• [WORK REQUEST] Look through the data below and count each line where the word "Enumerate" appears. Reply with the count alone.

• [PROVIDED ENTRIES]

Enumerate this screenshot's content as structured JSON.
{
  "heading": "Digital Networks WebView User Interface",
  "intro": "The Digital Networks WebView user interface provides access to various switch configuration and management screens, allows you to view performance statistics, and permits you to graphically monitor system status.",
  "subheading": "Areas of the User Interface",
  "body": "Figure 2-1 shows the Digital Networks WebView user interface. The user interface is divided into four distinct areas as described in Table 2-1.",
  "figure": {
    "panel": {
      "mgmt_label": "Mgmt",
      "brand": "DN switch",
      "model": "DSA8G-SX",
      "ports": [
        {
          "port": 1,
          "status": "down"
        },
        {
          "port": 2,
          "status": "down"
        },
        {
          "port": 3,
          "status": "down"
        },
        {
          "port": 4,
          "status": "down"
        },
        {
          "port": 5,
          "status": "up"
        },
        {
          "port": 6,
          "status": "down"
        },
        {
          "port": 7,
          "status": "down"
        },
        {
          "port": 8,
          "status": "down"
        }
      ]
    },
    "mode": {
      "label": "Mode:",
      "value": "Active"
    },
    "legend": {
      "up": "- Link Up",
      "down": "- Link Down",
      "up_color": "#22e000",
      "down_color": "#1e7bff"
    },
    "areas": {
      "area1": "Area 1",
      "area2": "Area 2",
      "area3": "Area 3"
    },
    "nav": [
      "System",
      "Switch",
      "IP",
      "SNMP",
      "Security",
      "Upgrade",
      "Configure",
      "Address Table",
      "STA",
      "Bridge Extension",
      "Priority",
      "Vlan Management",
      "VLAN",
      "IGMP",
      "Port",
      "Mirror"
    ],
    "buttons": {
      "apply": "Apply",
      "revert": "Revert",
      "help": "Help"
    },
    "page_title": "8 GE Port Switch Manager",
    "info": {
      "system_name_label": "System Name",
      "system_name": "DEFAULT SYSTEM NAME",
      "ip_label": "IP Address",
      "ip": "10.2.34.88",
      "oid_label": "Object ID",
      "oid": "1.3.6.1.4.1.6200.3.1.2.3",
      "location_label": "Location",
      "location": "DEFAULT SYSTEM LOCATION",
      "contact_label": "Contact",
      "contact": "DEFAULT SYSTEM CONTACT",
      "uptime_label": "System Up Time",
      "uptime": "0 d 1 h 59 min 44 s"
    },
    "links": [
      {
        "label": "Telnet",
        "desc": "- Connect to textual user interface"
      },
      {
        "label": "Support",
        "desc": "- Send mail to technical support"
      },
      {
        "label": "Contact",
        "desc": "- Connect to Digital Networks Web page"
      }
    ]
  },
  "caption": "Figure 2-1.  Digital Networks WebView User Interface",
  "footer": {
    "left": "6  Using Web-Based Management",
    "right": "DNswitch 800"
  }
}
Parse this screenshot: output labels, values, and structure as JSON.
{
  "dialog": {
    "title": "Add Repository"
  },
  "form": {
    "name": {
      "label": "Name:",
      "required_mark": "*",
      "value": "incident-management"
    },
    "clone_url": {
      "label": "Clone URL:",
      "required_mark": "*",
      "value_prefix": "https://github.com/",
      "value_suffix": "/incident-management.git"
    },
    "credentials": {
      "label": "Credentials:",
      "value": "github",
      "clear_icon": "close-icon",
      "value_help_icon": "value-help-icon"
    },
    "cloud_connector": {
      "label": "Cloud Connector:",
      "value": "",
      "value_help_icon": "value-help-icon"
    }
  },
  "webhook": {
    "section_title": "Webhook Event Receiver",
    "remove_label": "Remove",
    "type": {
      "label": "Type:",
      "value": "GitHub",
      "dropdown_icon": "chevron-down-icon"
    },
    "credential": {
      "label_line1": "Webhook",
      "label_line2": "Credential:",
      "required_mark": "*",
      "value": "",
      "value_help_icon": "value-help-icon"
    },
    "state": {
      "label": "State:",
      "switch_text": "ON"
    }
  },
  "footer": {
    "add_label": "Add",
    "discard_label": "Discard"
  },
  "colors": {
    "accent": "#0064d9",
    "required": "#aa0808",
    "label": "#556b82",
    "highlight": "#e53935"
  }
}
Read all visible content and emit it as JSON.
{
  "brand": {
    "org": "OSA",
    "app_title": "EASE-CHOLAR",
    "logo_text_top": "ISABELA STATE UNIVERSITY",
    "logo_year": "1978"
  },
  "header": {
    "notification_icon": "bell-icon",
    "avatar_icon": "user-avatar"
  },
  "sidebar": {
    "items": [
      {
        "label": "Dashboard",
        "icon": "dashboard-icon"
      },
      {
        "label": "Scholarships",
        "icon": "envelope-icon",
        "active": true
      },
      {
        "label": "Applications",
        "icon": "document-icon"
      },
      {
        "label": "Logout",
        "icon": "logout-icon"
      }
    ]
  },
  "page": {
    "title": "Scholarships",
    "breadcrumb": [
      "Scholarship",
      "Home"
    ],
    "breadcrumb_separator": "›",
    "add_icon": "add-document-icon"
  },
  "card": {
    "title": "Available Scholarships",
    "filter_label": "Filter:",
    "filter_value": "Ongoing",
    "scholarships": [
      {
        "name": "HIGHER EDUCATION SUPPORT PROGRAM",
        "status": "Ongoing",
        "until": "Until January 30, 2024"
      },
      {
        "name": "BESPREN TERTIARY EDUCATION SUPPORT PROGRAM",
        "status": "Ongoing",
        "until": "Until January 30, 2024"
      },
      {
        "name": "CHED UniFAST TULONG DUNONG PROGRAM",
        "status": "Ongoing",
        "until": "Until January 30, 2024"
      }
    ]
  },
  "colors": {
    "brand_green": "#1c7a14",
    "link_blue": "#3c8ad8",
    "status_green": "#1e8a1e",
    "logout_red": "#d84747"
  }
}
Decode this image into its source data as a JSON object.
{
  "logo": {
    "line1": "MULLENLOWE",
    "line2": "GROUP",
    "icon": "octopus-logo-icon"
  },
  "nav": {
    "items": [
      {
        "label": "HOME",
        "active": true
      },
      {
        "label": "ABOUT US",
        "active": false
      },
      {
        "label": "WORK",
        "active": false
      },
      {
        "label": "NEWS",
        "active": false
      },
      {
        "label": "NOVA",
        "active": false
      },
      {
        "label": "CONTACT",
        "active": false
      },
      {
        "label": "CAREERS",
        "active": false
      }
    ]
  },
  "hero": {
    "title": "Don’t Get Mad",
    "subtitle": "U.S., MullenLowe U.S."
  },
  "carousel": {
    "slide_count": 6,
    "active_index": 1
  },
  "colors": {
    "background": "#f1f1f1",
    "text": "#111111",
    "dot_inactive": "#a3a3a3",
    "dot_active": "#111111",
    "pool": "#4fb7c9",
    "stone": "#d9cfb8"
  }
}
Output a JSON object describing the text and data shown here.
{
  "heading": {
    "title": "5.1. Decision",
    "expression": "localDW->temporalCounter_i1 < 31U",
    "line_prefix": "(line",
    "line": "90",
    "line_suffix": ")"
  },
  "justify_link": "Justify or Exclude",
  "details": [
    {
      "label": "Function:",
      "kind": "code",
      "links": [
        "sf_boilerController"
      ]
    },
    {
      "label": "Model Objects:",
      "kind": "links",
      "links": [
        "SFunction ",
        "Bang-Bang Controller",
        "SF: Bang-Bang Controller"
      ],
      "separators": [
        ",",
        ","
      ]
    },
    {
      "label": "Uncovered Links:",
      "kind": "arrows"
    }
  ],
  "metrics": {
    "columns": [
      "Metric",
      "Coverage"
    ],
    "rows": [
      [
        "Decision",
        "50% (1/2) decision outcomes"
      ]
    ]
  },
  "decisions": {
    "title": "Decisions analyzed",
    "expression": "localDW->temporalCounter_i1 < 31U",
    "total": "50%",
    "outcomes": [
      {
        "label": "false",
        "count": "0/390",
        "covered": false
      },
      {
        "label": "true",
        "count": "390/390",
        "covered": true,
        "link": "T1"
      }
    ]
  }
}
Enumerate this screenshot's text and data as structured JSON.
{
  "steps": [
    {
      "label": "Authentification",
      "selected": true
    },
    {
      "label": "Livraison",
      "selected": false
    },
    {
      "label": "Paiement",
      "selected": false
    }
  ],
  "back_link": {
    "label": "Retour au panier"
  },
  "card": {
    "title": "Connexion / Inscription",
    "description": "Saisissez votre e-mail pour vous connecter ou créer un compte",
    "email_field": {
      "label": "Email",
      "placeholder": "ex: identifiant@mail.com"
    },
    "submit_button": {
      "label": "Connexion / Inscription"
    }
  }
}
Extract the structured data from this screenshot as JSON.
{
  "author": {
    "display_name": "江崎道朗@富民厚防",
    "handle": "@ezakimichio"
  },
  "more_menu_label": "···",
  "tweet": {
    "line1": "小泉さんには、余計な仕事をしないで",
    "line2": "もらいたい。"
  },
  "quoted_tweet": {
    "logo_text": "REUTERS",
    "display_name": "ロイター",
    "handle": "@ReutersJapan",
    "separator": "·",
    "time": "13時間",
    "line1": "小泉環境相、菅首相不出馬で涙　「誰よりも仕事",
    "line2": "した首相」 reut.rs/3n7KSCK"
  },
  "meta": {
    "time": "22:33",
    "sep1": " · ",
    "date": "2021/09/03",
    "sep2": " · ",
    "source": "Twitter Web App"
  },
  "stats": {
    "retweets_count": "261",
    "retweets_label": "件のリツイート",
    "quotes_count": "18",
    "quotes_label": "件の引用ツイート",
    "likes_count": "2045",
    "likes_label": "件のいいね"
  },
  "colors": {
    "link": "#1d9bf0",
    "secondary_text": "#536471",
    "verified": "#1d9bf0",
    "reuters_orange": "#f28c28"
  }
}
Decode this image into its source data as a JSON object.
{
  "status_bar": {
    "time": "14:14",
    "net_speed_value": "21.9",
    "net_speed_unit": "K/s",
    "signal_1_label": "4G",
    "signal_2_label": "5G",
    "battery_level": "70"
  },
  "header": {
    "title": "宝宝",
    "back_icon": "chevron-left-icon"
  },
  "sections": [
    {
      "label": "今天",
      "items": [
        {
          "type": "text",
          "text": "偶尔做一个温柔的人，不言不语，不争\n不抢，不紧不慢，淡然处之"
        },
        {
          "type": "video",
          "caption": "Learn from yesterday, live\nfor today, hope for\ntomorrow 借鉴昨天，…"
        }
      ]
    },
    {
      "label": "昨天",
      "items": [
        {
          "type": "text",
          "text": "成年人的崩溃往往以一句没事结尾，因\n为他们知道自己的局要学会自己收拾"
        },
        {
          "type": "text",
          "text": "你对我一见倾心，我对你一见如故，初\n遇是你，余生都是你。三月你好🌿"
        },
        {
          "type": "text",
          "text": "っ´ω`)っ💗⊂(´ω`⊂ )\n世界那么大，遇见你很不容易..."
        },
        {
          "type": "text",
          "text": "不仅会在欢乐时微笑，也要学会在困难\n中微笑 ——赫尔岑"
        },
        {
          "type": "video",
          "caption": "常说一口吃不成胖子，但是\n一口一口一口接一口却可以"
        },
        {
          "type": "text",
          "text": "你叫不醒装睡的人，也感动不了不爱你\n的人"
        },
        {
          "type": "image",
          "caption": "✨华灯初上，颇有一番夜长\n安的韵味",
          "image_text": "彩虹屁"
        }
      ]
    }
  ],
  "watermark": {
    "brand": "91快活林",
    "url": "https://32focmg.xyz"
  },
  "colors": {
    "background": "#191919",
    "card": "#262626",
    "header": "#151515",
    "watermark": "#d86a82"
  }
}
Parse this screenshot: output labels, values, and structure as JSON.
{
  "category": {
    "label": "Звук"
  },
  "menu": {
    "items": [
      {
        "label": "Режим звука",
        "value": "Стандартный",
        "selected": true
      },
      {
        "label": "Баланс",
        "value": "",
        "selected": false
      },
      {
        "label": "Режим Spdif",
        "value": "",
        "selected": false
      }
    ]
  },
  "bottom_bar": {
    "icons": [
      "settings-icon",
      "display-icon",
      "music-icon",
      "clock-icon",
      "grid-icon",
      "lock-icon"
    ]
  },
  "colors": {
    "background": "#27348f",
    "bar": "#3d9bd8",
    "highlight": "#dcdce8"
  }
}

• [RESPONSE BELOW] 2